▸ **TASK DETAILS**
Find every line below where the string "Paint" shows up, and copy those lines.

▸ **PROVIDED RECORDS**
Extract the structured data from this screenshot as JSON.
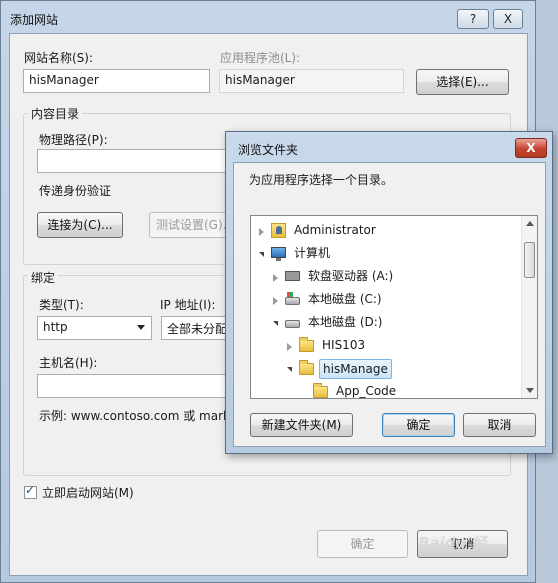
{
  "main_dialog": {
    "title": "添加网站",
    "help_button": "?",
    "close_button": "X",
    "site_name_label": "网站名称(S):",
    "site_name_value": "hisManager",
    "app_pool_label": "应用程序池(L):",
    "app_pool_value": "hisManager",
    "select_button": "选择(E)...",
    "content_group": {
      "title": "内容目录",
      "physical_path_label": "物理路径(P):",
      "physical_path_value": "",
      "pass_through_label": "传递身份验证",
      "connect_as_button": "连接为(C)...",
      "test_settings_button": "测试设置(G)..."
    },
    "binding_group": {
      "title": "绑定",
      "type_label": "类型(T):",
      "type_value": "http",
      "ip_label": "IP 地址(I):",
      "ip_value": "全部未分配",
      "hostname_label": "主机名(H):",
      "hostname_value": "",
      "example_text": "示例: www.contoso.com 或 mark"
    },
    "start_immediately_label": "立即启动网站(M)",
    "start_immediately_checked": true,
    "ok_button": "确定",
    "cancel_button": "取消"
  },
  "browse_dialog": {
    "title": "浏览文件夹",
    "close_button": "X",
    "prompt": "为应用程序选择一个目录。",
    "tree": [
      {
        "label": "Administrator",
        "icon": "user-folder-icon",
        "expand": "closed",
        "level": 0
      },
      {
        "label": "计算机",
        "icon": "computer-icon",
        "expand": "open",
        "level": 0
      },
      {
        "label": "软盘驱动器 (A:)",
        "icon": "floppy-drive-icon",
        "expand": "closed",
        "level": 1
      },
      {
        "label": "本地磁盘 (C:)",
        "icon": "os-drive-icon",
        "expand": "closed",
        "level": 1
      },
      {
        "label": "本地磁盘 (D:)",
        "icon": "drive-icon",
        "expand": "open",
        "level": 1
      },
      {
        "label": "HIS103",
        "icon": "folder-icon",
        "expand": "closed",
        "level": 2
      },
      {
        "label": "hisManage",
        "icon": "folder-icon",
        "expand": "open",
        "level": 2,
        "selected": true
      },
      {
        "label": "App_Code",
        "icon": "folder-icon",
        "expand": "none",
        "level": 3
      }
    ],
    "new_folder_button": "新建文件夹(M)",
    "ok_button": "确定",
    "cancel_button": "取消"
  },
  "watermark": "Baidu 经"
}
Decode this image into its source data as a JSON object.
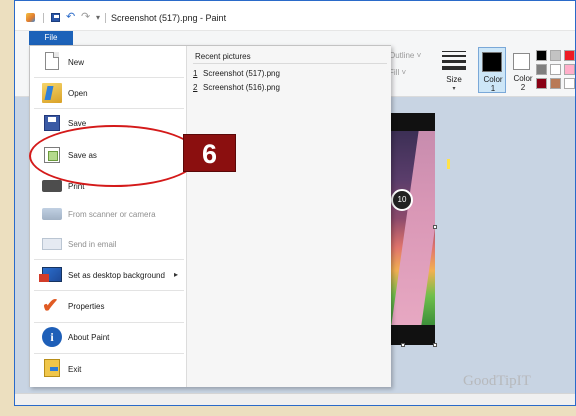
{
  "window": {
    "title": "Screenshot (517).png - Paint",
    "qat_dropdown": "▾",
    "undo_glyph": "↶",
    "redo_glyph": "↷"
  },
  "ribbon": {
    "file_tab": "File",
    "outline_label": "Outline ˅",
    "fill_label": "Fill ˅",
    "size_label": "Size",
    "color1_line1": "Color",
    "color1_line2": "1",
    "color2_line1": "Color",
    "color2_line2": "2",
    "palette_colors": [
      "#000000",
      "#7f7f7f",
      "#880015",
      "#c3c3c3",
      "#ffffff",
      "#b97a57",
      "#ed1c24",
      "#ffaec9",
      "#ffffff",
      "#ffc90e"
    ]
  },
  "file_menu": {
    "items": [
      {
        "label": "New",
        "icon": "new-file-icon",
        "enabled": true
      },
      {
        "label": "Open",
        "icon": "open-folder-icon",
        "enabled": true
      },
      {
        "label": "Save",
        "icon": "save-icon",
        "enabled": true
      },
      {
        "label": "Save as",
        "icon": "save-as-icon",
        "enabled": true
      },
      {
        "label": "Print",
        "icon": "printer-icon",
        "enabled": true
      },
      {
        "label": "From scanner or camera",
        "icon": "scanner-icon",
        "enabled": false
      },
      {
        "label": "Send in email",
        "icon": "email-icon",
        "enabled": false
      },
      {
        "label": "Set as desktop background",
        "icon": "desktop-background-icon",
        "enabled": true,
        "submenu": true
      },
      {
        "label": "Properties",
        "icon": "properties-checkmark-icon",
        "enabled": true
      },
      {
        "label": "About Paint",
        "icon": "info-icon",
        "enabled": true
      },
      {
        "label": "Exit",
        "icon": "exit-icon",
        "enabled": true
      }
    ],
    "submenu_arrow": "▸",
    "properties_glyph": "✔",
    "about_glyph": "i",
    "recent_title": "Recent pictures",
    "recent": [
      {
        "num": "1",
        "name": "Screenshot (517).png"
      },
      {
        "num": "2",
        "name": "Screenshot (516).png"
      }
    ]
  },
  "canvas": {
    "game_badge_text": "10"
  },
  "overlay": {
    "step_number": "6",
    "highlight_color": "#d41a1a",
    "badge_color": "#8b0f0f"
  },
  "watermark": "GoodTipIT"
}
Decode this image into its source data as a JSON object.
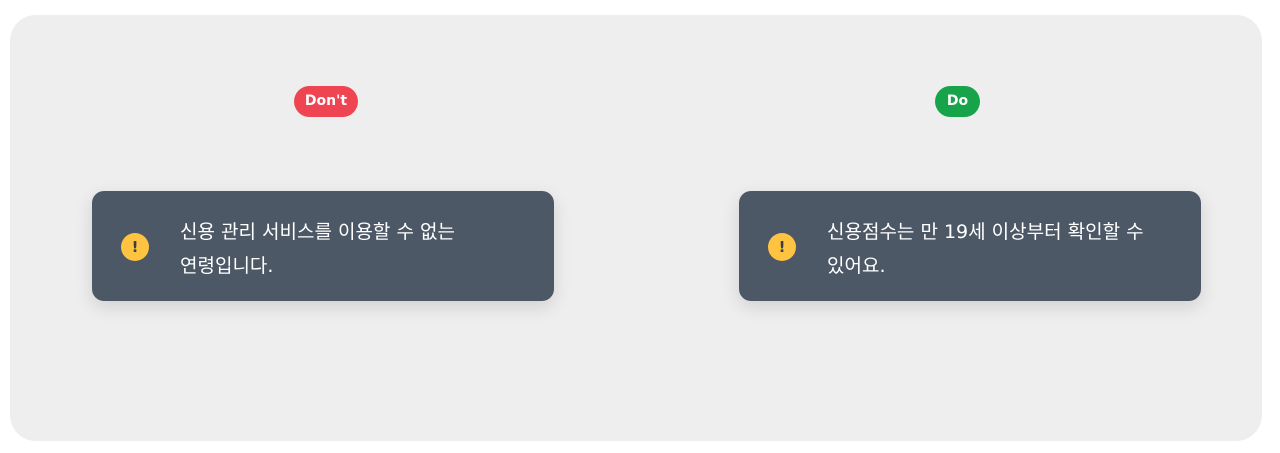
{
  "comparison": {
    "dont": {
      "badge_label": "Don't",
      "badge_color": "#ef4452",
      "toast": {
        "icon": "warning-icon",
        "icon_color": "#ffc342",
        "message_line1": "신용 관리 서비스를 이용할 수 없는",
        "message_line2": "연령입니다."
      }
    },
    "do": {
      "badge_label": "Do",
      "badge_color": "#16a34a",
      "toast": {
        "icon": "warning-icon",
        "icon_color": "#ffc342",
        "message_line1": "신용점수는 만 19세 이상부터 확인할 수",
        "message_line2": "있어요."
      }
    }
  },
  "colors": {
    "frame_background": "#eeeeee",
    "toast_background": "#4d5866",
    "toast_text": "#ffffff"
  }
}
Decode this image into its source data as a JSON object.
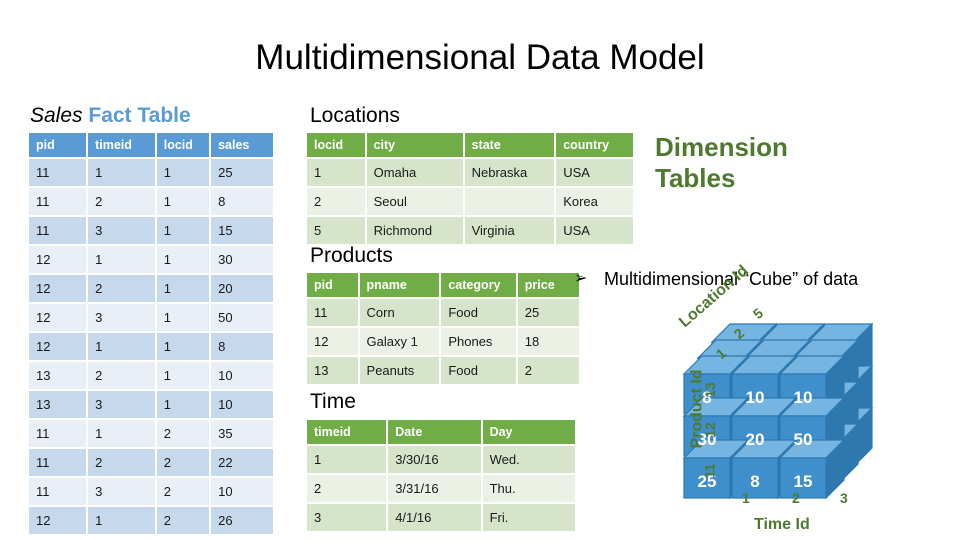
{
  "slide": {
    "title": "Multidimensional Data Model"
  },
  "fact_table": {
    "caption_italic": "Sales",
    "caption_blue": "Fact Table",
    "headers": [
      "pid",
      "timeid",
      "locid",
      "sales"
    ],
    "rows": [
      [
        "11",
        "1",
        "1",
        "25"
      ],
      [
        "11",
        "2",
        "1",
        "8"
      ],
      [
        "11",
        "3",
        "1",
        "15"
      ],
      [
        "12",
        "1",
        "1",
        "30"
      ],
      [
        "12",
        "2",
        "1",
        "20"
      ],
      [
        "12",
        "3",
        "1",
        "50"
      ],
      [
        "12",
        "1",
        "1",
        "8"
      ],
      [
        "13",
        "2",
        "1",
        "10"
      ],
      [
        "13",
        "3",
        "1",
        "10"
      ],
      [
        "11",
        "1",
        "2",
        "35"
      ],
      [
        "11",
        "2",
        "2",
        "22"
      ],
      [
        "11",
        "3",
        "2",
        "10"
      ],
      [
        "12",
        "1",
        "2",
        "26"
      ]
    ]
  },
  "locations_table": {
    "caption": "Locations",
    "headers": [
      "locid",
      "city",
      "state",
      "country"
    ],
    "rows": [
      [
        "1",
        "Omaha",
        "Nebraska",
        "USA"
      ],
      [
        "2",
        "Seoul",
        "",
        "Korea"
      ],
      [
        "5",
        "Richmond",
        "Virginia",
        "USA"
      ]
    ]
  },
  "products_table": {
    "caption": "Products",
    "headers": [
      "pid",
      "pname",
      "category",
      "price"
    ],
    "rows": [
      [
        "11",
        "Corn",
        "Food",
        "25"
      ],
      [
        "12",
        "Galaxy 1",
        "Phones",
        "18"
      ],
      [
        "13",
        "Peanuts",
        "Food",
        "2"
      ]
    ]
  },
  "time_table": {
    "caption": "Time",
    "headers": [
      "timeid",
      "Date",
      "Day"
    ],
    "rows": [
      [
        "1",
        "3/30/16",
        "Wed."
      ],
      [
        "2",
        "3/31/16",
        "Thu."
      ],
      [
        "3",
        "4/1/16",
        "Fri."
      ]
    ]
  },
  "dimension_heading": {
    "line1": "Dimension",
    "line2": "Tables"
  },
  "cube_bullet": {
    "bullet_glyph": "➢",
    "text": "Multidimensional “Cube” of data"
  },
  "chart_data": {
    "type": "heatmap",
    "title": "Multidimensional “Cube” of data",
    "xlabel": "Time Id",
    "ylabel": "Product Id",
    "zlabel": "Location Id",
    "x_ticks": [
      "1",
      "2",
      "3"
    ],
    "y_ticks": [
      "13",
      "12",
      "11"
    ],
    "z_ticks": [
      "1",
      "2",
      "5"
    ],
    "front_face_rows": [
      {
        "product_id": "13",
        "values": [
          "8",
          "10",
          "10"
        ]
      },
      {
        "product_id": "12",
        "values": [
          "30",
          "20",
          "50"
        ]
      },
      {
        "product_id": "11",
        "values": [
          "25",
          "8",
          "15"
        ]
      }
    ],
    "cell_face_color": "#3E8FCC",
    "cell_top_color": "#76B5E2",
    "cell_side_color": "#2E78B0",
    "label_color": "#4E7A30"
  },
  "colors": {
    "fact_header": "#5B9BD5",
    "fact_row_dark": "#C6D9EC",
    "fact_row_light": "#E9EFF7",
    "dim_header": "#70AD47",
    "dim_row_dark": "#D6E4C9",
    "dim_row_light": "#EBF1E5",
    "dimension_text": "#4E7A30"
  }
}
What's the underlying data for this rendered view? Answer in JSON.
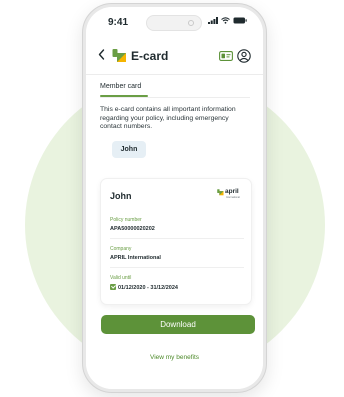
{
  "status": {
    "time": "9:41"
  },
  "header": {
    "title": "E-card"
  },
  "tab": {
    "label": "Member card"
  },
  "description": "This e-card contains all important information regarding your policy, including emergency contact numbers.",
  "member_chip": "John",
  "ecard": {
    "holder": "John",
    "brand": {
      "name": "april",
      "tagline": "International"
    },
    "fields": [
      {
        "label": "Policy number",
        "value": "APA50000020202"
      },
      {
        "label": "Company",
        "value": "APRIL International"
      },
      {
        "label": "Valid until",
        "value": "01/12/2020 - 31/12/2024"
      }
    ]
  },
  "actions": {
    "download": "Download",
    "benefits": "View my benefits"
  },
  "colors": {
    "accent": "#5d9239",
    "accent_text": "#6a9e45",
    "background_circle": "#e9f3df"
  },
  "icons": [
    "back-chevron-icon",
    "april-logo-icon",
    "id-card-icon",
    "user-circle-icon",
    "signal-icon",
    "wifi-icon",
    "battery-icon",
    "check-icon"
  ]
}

▸ **YOUR SOLUTION**
    "title": "Screenshot (517).png - Paint",
        "label": "About Paint",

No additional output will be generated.